Scarcely a day passes but we notice clippings and cuttings from our columns by publications which think proper to borrow without informing their readers that the loan was obtained through the Scientific American. In taking up the " Illustrated London News," for April 24, two large engraving were presented to our view, ol Improvements in Railroad Cars. The transfer was afac simile, but no reference was made to their having appeared in the Scientific American nearly two years ago; it was referred to as a good specimen of railroad cars in America,—and indeed it was such at the time id appeared ; but the " News " should be apprised that two years is sufficient to effect an entire revolution in the mechanical character of a country like the United States. The form, design, structure, and mechanical arrangement of a large portion of our improvements, particularly those pertaining to locomotion, are undergoing great changes, and if the " News " would present a fair contrast between American and English locomotive cars, they should come down to the present age, and not deal in the things that were.
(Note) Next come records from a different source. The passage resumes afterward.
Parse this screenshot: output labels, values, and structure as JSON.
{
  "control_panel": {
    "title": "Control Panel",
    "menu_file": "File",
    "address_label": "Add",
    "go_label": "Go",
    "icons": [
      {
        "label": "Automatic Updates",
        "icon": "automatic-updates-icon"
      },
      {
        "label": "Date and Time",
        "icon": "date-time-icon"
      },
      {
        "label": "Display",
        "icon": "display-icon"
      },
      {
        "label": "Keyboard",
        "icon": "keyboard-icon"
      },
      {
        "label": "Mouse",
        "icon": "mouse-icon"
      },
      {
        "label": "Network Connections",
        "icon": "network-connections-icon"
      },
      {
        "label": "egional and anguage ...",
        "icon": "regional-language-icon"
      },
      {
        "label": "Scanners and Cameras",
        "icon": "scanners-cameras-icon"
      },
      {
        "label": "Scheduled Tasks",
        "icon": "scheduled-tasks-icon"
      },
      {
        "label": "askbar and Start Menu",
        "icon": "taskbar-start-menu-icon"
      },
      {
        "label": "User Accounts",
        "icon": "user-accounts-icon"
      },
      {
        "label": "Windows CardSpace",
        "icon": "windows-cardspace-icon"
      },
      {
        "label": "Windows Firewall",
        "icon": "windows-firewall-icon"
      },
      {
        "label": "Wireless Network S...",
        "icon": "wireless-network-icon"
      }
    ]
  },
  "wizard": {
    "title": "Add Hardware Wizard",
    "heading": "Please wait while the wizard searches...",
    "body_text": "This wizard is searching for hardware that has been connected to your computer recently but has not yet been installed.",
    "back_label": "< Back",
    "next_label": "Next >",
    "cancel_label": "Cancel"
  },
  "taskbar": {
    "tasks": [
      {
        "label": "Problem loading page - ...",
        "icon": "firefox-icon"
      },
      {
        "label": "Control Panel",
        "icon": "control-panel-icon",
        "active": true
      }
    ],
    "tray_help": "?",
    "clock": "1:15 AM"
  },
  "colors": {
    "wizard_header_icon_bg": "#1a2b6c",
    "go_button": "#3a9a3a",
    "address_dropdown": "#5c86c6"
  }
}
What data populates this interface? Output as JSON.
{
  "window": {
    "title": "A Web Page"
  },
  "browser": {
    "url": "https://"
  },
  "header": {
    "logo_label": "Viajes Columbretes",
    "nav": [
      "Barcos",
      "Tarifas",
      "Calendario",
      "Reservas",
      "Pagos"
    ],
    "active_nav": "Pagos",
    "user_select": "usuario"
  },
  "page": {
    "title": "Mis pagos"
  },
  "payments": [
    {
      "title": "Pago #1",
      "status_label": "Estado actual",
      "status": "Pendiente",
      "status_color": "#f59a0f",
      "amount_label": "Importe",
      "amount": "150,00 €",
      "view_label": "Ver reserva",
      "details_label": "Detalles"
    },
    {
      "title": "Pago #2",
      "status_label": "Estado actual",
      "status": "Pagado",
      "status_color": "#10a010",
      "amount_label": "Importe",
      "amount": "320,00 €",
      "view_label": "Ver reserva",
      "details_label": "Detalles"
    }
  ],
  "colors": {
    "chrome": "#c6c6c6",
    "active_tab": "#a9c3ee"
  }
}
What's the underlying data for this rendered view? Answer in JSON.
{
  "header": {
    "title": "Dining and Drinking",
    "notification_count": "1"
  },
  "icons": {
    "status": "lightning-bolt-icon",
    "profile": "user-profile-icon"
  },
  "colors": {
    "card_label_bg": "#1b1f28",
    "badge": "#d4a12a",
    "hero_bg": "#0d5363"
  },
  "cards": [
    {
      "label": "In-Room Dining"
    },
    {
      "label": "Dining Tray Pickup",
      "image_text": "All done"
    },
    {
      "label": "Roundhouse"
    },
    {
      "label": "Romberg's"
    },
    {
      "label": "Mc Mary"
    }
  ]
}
This article was originally published with the title "The London Illustrated News and the Scientific American"